Records from a data source
= Beginning of Section =
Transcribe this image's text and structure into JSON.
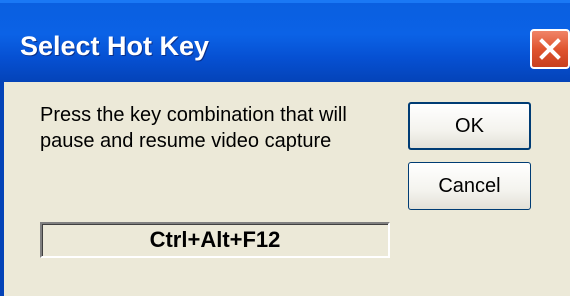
{
  "window": {
    "title": "Select Hot Key",
    "close_icon": "close-icon"
  },
  "prompt": {
    "line1": "Press the key combination that will",
    "line2": "pause and resume video capture"
  },
  "buttons": {
    "ok_label": "OK",
    "cancel_label": "Cancel"
  },
  "hotkey": {
    "value": "Ctrl+Alt+F12"
  },
  "colors": {
    "titlebar": "#0a5fe0",
    "close_button": "#e0552f",
    "dialog_face": "#ece9d8"
  }
}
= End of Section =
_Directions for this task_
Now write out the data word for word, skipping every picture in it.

_Finished exercise_
Transcribe this image's text and structure into JSON.
{
  "window": {
    "title": "Select Hot Key",
    "close_icon": "close-icon"
  },
  "prompt": {
    "line1": "Press the key combination that will",
    "line2": "pause and resume video capture"
  },
  "buttons": {
    "ok_label": "OK",
    "cancel_label": "Cancel"
  },
  "hotkey": {
    "value": "Ctrl+Alt+F12"
  },
  "colors": {
    "titlebar": "#0a5fe0",
    "close_button": "#e0552f",
    "dialog_face": "#ece9d8"
  }
}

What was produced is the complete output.